|WO2002081098A1 *||Apr 8, 2002||Oct 17, 2002||Nelson Irrigation Corporation||Reversible and adjustable part circle sprinkler|
|U.S. Classification||239/222.17, 239/516, 239/500, 403/373|
|International Classification||B05B3/04, B05B3/00|
|Cooperative Classification||B05B3/0486, Y10T403/7062, B05B3/005|
|European Classification||B05B3/00E2, B05B3/04P|
|Mar 30, 1993||AS||Assignment|
Owner name: NELSON IRRIGATION CORPORATION, WASHINGTON
Free format text: ASSIGNMENT OF ASSIGNORS INTEREST;ASSIGNOR:DAVISSON, PAUL D.;REEL/FRAME:006526/0379

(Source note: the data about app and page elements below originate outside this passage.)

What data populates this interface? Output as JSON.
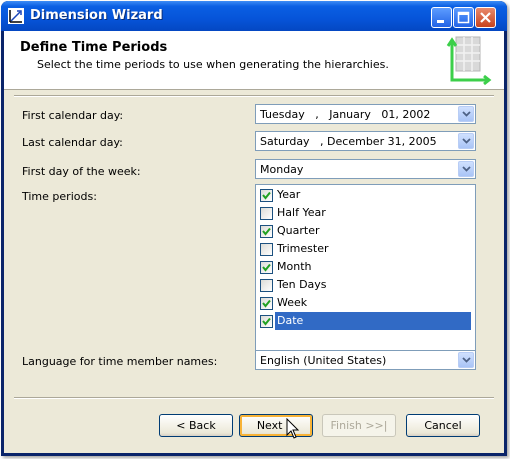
{
  "window": {
    "title": "Dimension Wizard",
    "icon": "wizard-icon"
  },
  "header": {
    "title": "Define Time Periods",
    "subtitle": "Select the time periods to use when generating the hierarchies."
  },
  "form": {
    "first_calendar_day": {
      "label": "First calendar day:",
      "value": "Tuesday   ,   January   01, 2002"
    },
    "last_calendar_day": {
      "label": "Last calendar day:",
      "value": "Saturday   , December 31, 2005"
    },
    "first_day_of_week": {
      "label": "First day of the week:",
      "value": "Monday"
    },
    "time_periods_label": "Time periods:",
    "time_periods": [
      {
        "label": "Year",
        "checked": true
      },
      {
        "label": "Half Year",
        "checked": false
      },
      {
        "label": "Quarter",
        "checked": true
      },
      {
        "label": "Trimester",
        "checked": false
      },
      {
        "label": "Month",
        "checked": true
      },
      {
        "label": "Ten Days",
        "checked": false
      },
      {
        "label": "Week",
        "checked": true
      },
      {
        "label": "Date",
        "checked": true,
        "selected": true
      }
    ],
    "language": {
      "label": "Language for time member names:",
      "value": "English (United States)"
    }
  },
  "buttons": {
    "back": "< Back",
    "next": "Next >",
    "finish": "Finish >>|",
    "cancel": "Cancel"
  },
  "colors": {
    "selection": "#316ac5",
    "titlebar": "#0654d9"
  }
}
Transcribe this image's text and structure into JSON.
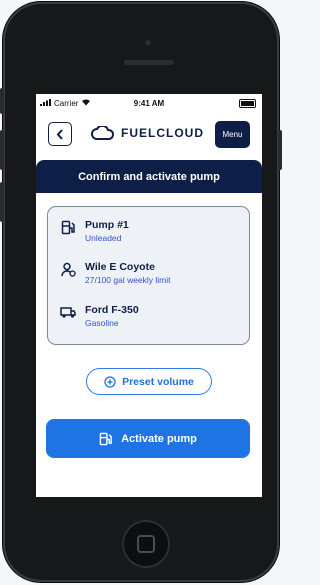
{
  "status_bar": {
    "carrier": "Carrier",
    "time": "9:41 AM"
  },
  "header": {
    "brand": "FUELCLOUD",
    "menu_label": "Menu",
    "back_icon": "chevron-left-icon"
  },
  "banner": {
    "title": "Confirm and activate pump"
  },
  "details": {
    "pump": {
      "title": "Pump #1",
      "subtitle": "Unleaded",
      "icon": "fuel-pump-icon"
    },
    "driver": {
      "title": "Wile E Coyote",
      "subtitle": "27/100 gal weekly limit",
      "icon": "user-icon"
    },
    "vehicle": {
      "title": "Ford F-350",
      "subtitle": "Gasoline",
      "icon": "truck-icon"
    }
  },
  "actions": {
    "preset_label": "Preset volume",
    "activate_label": "Activate pump"
  },
  "colors": {
    "navy": "#0e1f47",
    "accent_blue": "#1f74e4",
    "link_blue": "#2f56c6"
  }
}
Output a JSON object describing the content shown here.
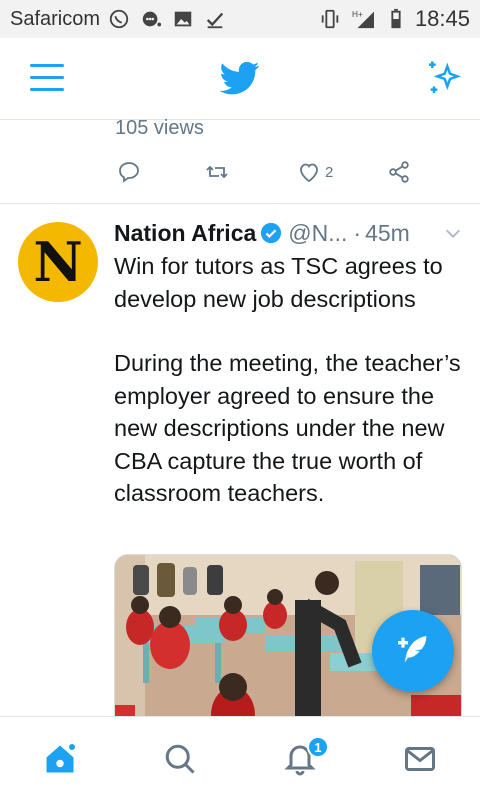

Effective date: 19930315
|Sep 18, 1997||FPAY||Fee payment|
Year of fee payment: 4
|Aug 29, 2001||FPAY||Fee payment|
Year of fee payment: 8
|Oct 12, 2005||REMI||Maintenance fee reminder mailed|
|Mar 29, 2006||LAPS||Lapse for failure to pay maintenance fees|
|May 23, 2006||FP||Expired due to failure to pay maintenance fee|
Effective date: 20060329